Finally, I hope users will want to share their code with other people, widening awareness and increasing our feedback.

Project structure II: The Actual App

02 the app

Given the general setup — transpilation and execution — and the goals we've outlined, we can turn towards the actual setup of the project. There are three main sections: transforms, src, and src/runner. transforms includes the Babel transformation code, which is covered in the second part. src contains the React app, which, in addition to providing the UI, serves to route user-written code between the primary editor; the transpiled code display (a read-only editor instance); and the execution context, represented in src/runner.

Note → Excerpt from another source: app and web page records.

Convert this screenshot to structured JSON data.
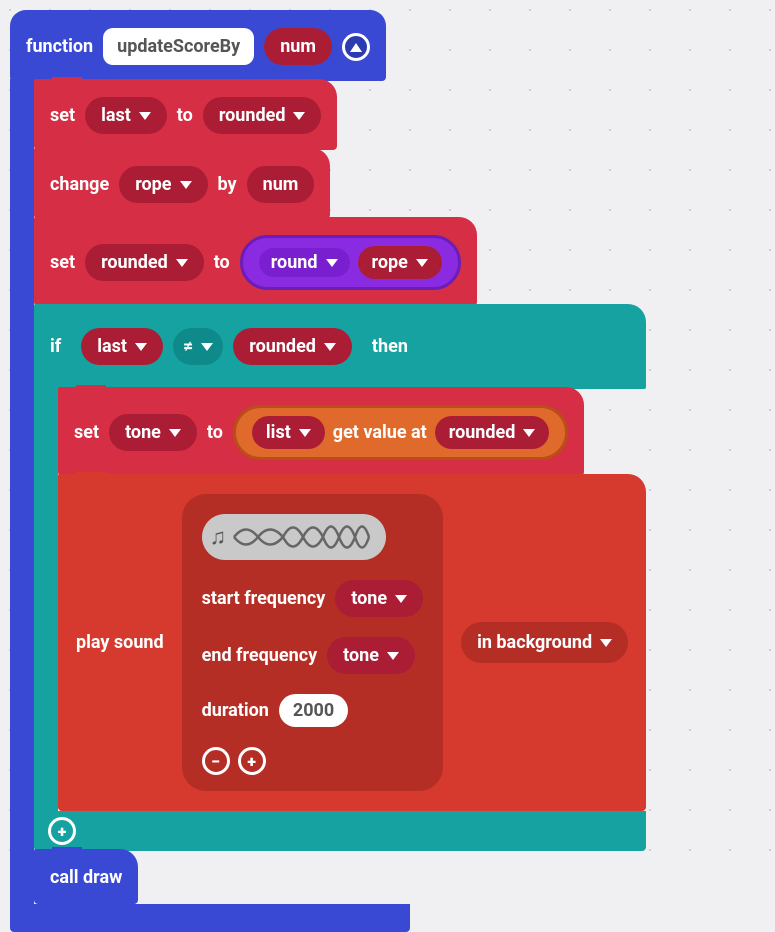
{
  "hat": {
    "function_kw": "function",
    "name": "updateScoreBy",
    "param": "num"
  },
  "b1": {
    "set_kw": "set",
    "var": "last",
    "to_kw": "to",
    "val": "rounded"
  },
  "b2": {
    "change_kw": "change",
    "var": "rope",
    "by_kw": "by",
    "val": "num"
  },
  "b3": {
    "set_kw": "set",
    "var": "rounded",
    "to_kw": "to",
    "op": "round",
    "arg": "rope"
  },
  "cif": {
    "if_kw": "if",
    "then_kw": "then",
    "left": "last",
    "op": "≠",
    "right": "rounded"
  },
  "b4": {
    "set_kw": "set",
    "var": "tone",
    "to_kw": "to",
    "list": "list",
    "getvalue": "get value at",
    "idx": "rounded"
  },
  "b5": {
    "play_kw": "play sound",
    "startf": "start frequency",
    "startv": "tone",
    "endf": "end frequency",
    "endv": "tone",
    "dur_kw": "duration",
    "dur_v": "2000",
    "bg": "in background"
  },
  "b6": {
    "call": "call draw"
  }
}
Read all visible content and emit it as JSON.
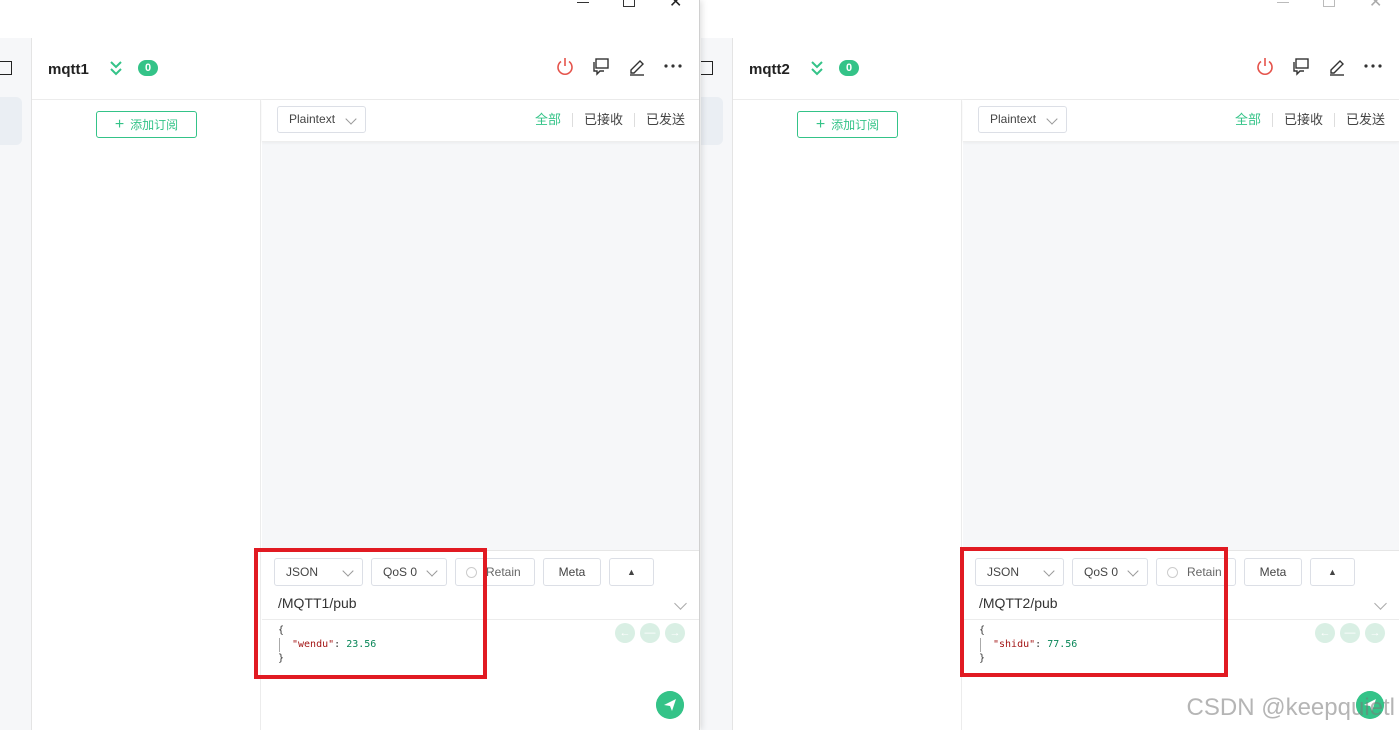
{
  "windows": [
    {
      "connection_name": "mqtt1",
      "badge_count": "0",
      "add_subscription_label": "添加订阅",
      "payload_format": "Plaintext",
      "filters": [
        "全部",
        "已接收",
        "已发送"
      ],
      "publish": {
        "format": "JSON",
        "qos": "QoS 0",
        "retain_label": "Retain",
        "meta_label": "Meta",
        "topic": "/MQTT1/pub",
        "payload_open": "{",
        "payload_key": "\"wendu\"",
        "payload_value": "23.56",
        "payload_close": "}"
      }
    },
    {
      "connection_name": "mqtt2",
      "badge_count": "0",
      "add_subscription_label": "添加订阅",
      "payload_format": "Plaintext",
      "filters": [
        "全部",
        "已接收",
        "已发送"
      ],
      "publish": {
        "format": "JSON",
        "qos": "QoS 0",
        "retain_label": "Retain",
        "meta_label": "Meta",
        "topic": "/MQTT2/pub",
        "payload_open": "{",
        "payload_key": "\"shidu\"",
        "payload_value": "77.56",
        "payload_close": "}"
      }
    }
  ],
  "watermark": "CSDN @keepquietl",
  "colors": {
    "accent": "#34c388",
    "highlight": "#e11a22",
    "disconnect": "#e5534b"
  },
  "icons": [
    "chevron-double-down-icon",
    "power-icon",
    "chat-icon",
    "edit-icon",
    "more-icon",
    "send-icon"
  ]
}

The editor is Monaco; in hindsight, a mixed choice. As I started the project using the Records & Tuples playground as a template, I went with the general blueprint already there, which included Monaco. (The right choice, given time tradeoffs.) However, the deep dedication to an object-oriented API feels somewhat against the grain of declarative frameworks, something I also noticed the last time I used Monaco.

In addition, the pros of Monaco — a robust built-in linter and autocomplete — can be mixed blessing with new syntax proposals, as it leads to spurious errors. The fairly thin documentation and inability to decouple basic autocomplete from more complex functionality means that even discovering how to silence certain errors took research into non-official docs. The method then involves listing errors to ignore one-by-one:

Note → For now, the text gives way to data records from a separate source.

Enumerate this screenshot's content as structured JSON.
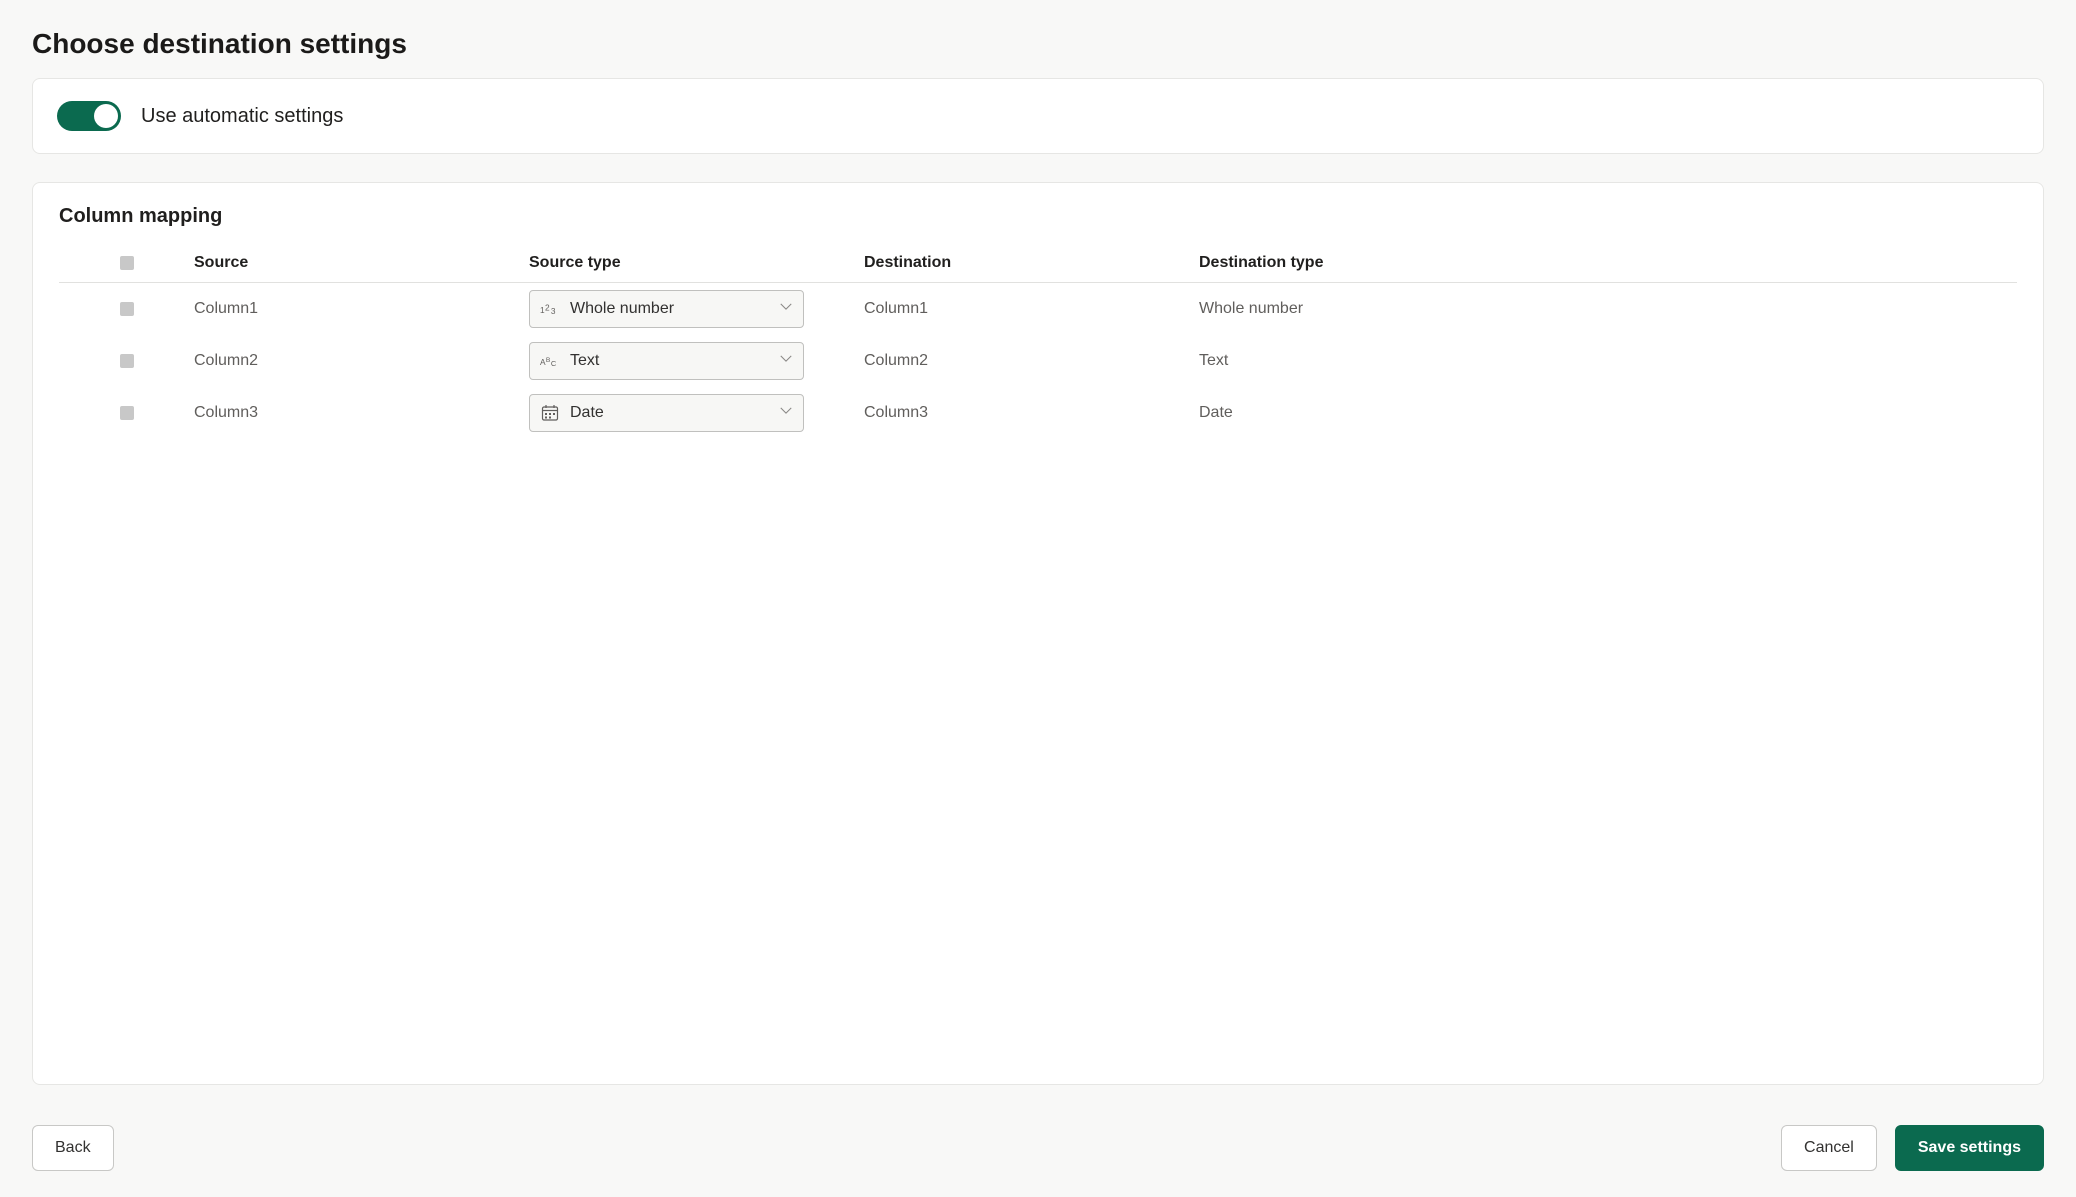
{
  "page": {
    "title": "Choose destination settings"
  },
  "settings": {
    "auto_toggle_label": "Use automatic settings",
    "auto_toggle_on": true
  },
  "mapping": {
    "section_title": "Column mapping",
    "headers": {
      "source": "Source",
      "source_type": "Source type",
      "destination": "Destination",
      "destination_type": "Destination type"
    },
    "rows": [
      {
        "source": "Column1",
        "source_type": "Whole number",
        "source_type_icon": "number-icon",
        "destination": "Column1",
        "destination_type": "Whole number"
      },
      {
        "source": "Column2",
        "source_type": "Text",
        "source_type_icon": "text-icon",
        "destination": "Column2",
        "destination_type": "Text"
      },
      {
        "source": "Column3",
        "source_type": "Date",
        "source_type_icon": "date-icon",
        "destination": "Column3",
        "destination_type": "Date"
      }
    ]
  },
  "footer": {
    "back": "Back",
    "cancel": "Cancel",
    "save": "Save settings"
  }
}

monaco.languages.typescript.javascriptDefaults.setDiagnosticsOptions({ diagnosticCodesToIgnore: [1005, 1351, 7027], });

If I were doing this again, I might look into using Code Mirror instead.

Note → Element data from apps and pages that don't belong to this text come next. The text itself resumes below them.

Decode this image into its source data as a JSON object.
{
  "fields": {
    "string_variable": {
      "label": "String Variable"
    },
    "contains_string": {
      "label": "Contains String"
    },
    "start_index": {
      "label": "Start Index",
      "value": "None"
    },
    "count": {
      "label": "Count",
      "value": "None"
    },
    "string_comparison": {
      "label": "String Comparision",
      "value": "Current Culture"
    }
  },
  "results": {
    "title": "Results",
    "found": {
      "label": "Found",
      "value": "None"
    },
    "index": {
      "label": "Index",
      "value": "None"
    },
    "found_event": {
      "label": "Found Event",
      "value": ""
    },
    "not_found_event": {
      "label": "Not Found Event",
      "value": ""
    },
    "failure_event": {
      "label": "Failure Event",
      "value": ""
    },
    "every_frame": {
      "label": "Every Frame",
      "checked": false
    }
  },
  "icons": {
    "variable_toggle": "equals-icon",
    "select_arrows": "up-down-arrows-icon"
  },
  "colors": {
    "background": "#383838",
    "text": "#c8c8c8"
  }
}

Regardless, once we have the code entered and transpiled, we need to execute it. But how to do so without using eval? Here the inspiration of Records & Tuples was instructive.

By creating an iframe

<!DOCTYPE html> <html lang="en"> <head> <meta charset="utf-8" /> <script src="./index.js"></script> </head> </html>

with a script that converts the user code to a base-64 string that is then imported: = function (source, console) { globalThis.console = console; const encodedJs = btoa(source); const dataUri = "data:text/javascript;base64," + encodedJs; return import(/*webpackIgnore: true*/ dataUri).catch((err) => { console.error(err.message); console.error(err.stack); }); };

we can call run each time the user code updates and it will be executed in the iframe context.

This code also shows that the default window console is being replaced by a custom console. This function routes the console output away from the browser and into the console window within the app, so that logs and errors are elevated to sit beside the code. It also facilitates some interventions into different log and error rendering; where the former uses react-inspector for its object rendering, the latter uses another read-only instance of Monaco, so that the code highlighting in errors matches the original code.

It is important to be sure we are catching and logging errors in the execution call, so that all errors are routed to the onscreen box. = function (source, console) { globalThis.console = console; const encodedJs = btoa(source); const dataUri = "data:text/javascript;base64," + encodedJs; return import(/*webpackIgnore: true*/ dataUri).catch((err) => { console.error(err.message); // HIGHLIGHT HERE console.error(err.stack); }); };

Finally, to facilitate sharing without maintaining a backend, the window hash base-64 encodes the state of the application and the text currently in the editor. The downside to this approach is that the links can be kinda gnarly and worse, the app errors when you use emoji 😭.

The hash also encodes the toggle state of each window. That means that when sharing examples, you can be sure the correct elements are viewable.

And that's how all the knobs and tubes are wired up. To learn some cool stuff about Babel, go on to the second article.